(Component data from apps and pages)
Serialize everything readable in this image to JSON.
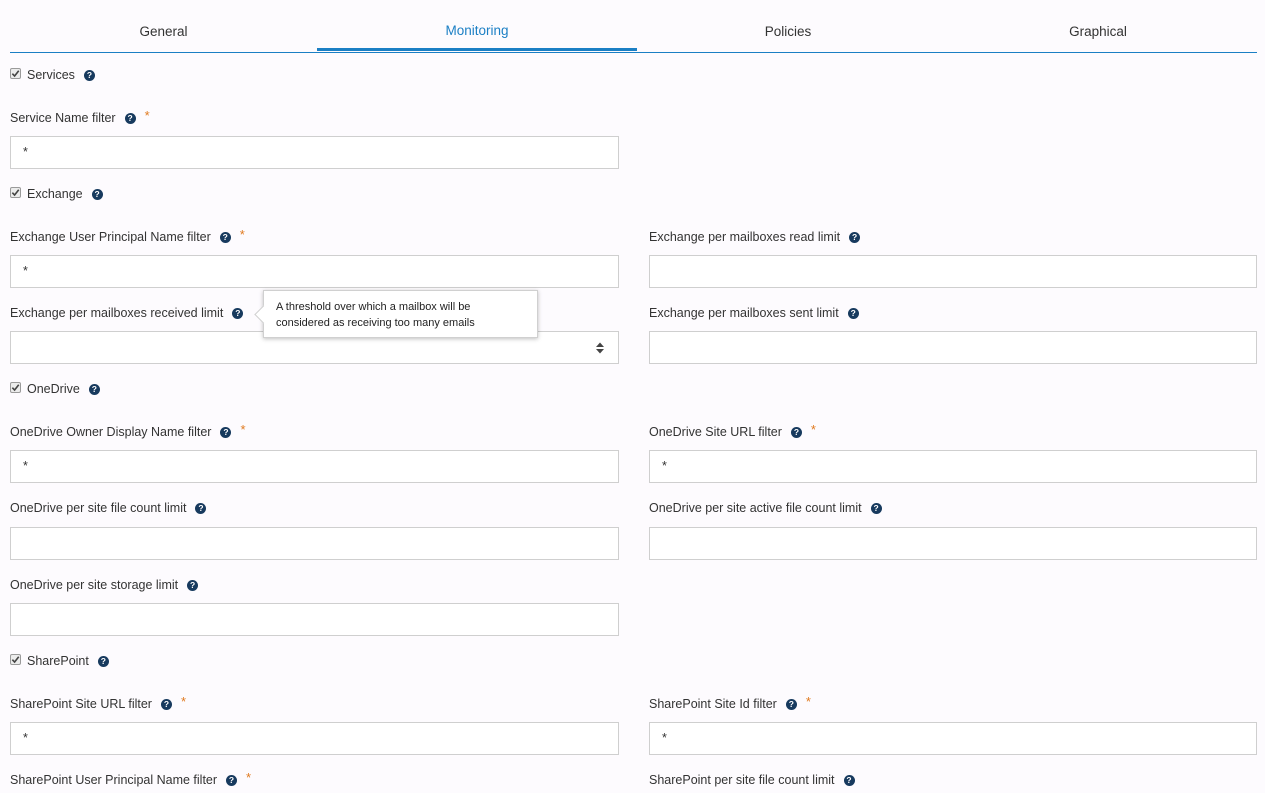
{
  "tabs": [
    "General",
    "Monitoring",
    "Policies",
    "Graphical"
  ],
  "sections": {
    "services": {
      "label": "Services",
      "service_name_filter": {
        "label": "Service Name filter",
        "value": "*"
      }
    },
    "exchange": {
      "label": "Exchange",
      "upn_filter": {
        "label": "Exchange User Principal Name filter",
        "value": "*"
      },
      "read_limit": {
        "label": "Exchange per mailboxes read limit",
        "value": ""
      },
      "received_limit": {
        "label": "Exchange per mailboxes received limit",
        "value": ""
      },
      "sent_limit": {
        "label": "Exchange per mailboxes sent limit",
        "value": ""
      }
    },
    "onedrive": {
      "label": "OneDrive",
      "owner_filter": {
        "label": "OneDrive Owner Display Name filter",
        "value": "*"
      },
      "site_url_filter": {
        "label": "OneDrive Site URL filter",
        "value": "*"
      },
      "file_count_limit": {
        "label": "OneDrive per site file count limit",
        "value": ""
      },
      "active_file_count_limit": {
        "label": "OneDrive per site active file count limit",
        "value": ""
      },
      "storage_limit": {
        "label": "OneDrive per site storage limit",
        "value": ""
      }
    },
    "sharepoint": {
      "label": "SharePoint",
      "site_url_filter": {
        "label": "SharePoint Site URL filter",
        "value": "*"
      },
      "site_id_filter": {
        "label": "SharePoint Site Id filter",
        "value": "*"
      },
      "upn_filter": {
        "label": "SharePoint User Principal Name filter"
      },
      "file_count_limit": {
        "label": "SharePoint per site file count limit"
      }
    }
  },
  "tooltip": {
    "line1": "A threshold over which a mailbox will be",
    "line2": "considered as receiving too many emails"
  },
  "glyphs": {
    "help": "?",
    "required": "*"
  },
  "colors": {
    "accent": "#1b7fc4",
    "help_icon": "#173a5e",
    "required": "#e07a1f"
  }
}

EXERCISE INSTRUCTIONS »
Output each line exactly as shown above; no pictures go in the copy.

RESULT OF THE EXERCISE »
Serialize everything readable in this image to JSON.
{
  "tabs": [
    "General",
    "Monitoring",
    "Policies",
    "Graphical"
  ],
  "sections": {
    "services": {
      "label": "Services",
      "service_name_filter": {
        "label": "Service Name filter",
        "value": "*"
      }
    },
    "exchange": {
      "label": "Exchange",
      "upn_filter": {
        "label": "Exchange User Principal Name filter",
        "value": "*"
      },
      "read_limit": {
        "label": "Exchange per mailboxes read limit",
        "value": ""
      },
      "received_limit": {
        "label": "Exchange per mailboxes received limit",
        "value": ""
      },
      "sent_limit": {
        "label": "Exchange per mailboxes sent limit",
        "value": ""
      }
    },
    "onedrive": {
      "label": "OneDrive",
      "owner_filter": {
        "label": "OneDrive Owner Display Name filter",
        "value": "*"
      },
      "site_url_filter": {
        "label": "OneDrive Site URL filter",
        "value": "*"
      },
      "file_count_limit": {
        "label": "OneDrive per site file count limit",
        "value": ""
      },
      "active_file_count_limit": {
        "label": "OneDrive per site active file count limit",
        "value": ""
      },
      "storage_limit": {
        "label": "OneDrive per site storage limit",
        "value": ""
      }
    },
    "sharepoint": {
      "label": "SharePoint",
      "site_url_filter": {
        "label": "SharePoint Site URL filter",
        "value": "*"
      },
      "site_id_filter": {
        "label": "SharePoint Site Id filter",
        "value": "*"
      },
      "upn_filter": {
        "label": "SharePoint User Principal Name filter"
      },
      "file_count_limit": {
        "label": "SharePoint per site file count limit"
      }
    }
  },
  "tooltip": {
    "line1": "A threshold over which a mailbox will be",
    "line2": "considered as receiving too many emails"
  },
  "glyphs": {
    "help": "?",
    "required": "*"
  },
  "colors": {
    "accent": "#1b7fc4",
    "help_icon": "#173a5e",
    "required": "#e07a1f"
  }
}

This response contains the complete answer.